Young People’s Mental Health

Mental health is known to be intrinsic to many aspects of our lives – our ability to grow and develop, to learn and to be resilient. Positive mental wellbeing helps to protect us from stress and trauma and enables us to live healthier lifestyles and to manage long term conditions more effectively. Mental wellbeing is important for both individuals and their families but also for the communities in which we live.

Promoting mental wellbeing and preventing mental health problems should be key elements of our strategy because ignoring these things impacts on other health outcomes, on reducing inequalities and on preventing premature death.

Nationally, we know that over three quarters of mental health problems have emerged by the time young people reach the age of 20. We know that the rate of hospital admissions for self-harm is higher in Frome than in Somerset and England and several agencies have raised concerns about the provision of services to support young people locally, both in terms of levels of support available in Frome, securing of funding and awareness raising of what is available locally.

Young people and mental health is an issue already being addressed in Frome and a number of actions have been developed that FTC and partners will focus on. These will enable us to work on a coherent plan for young people’s mental health in Frome, both in terms of prevention and the availability of information and support for young people and families in need of help.

Literacy
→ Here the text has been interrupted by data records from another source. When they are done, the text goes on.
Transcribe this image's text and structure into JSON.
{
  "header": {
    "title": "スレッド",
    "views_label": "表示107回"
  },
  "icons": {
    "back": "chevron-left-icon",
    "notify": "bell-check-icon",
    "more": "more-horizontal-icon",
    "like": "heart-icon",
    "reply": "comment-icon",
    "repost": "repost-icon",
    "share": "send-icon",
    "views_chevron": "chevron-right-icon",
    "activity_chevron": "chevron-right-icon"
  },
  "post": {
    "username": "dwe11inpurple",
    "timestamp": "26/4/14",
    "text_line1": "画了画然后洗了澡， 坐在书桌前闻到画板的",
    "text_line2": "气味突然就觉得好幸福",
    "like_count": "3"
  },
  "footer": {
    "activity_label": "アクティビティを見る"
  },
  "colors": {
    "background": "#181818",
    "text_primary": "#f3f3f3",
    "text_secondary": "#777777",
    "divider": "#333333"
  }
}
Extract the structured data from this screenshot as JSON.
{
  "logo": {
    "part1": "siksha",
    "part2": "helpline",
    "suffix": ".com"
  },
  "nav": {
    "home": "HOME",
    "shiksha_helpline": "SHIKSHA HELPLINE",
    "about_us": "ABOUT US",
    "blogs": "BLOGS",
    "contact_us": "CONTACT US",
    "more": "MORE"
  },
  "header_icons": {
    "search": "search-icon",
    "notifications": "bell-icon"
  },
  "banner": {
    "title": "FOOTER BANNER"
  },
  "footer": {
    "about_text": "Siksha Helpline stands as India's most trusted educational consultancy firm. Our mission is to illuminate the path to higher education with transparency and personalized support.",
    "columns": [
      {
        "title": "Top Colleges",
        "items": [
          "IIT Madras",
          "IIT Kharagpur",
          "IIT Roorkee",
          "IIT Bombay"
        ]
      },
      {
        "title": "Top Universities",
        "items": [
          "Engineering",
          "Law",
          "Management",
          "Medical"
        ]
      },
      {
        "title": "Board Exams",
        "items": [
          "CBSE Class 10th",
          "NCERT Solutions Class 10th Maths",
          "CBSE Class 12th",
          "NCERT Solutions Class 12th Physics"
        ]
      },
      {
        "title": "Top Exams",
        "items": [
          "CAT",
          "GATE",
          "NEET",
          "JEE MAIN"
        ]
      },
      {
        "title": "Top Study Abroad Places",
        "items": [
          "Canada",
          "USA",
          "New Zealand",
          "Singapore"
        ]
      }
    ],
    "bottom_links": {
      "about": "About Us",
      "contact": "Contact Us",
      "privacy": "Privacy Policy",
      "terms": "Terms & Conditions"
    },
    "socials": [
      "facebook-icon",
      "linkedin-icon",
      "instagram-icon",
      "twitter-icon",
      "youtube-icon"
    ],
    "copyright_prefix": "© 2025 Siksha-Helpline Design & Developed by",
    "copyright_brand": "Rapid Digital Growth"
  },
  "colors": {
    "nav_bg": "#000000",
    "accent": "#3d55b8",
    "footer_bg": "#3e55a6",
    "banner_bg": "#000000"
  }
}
One in six adults in the UK has a literacy level below that expected of an 11 year old. People with low levels of literacy are more likely to struggle in school and less likely to gain qualifications and to find employment. Parents with low literacy find it harder to support their children through their education. And low literacy can affect people’s health – with people likely to lead less healthy and therefore shorter lives if they are challenged by reading and writing.

We know in Frome that some people experience low levels of literacy, with people struggling to understand important correspondence and to complete applications for benefits and jobs for example. Intergenerational low literacy levels have also been identified by Frome schools as a challenge.

Low levels of literacy remain an issue that could affect FTC’s Corporate strategic aims of increasing wellbeing, prosperity and environmental sustainability / resilience. Literacy has therefore been identified as a priority for FTC to work on with partners. The Frome Literacy Action group consists of interested parties who have considered a town wide response to the problem and commissioned the National Literacy Trust to explore the challenge we face. As a result of this work, a Literacy Action Plan has been produced, implementation started and literacy actions within the Health and Wellbeing Strategy support its delivery.

Conclusion

Health and wellbeing is a broad area of work, with many different factors influencing it. Frome Town Council is committed to working with partners to support local people and communities to protect and improve health and wellbeing. We are also committed to working across the Council, recognising that so much of what we do across our work on prosperity and the environment influences health and wellbeing.

This Strategy is our way of prioritising what we can help to deliver over the next few years. We will always keep our eyes on how things are changing and adjust our priorities if necessary. We are keen to work with local communities and people on what has been identified for Frome, to start and finish projects and to start to see improvements in outcomes for people living in our town.

The Health and Wellbeing Strategy Work Programme will be regularly updated, and we will review this Strategy on an annual basis, reporting back both to the Health and Wellbeing Forum and Council meetings as appropriate.

Last updated 26 January 2018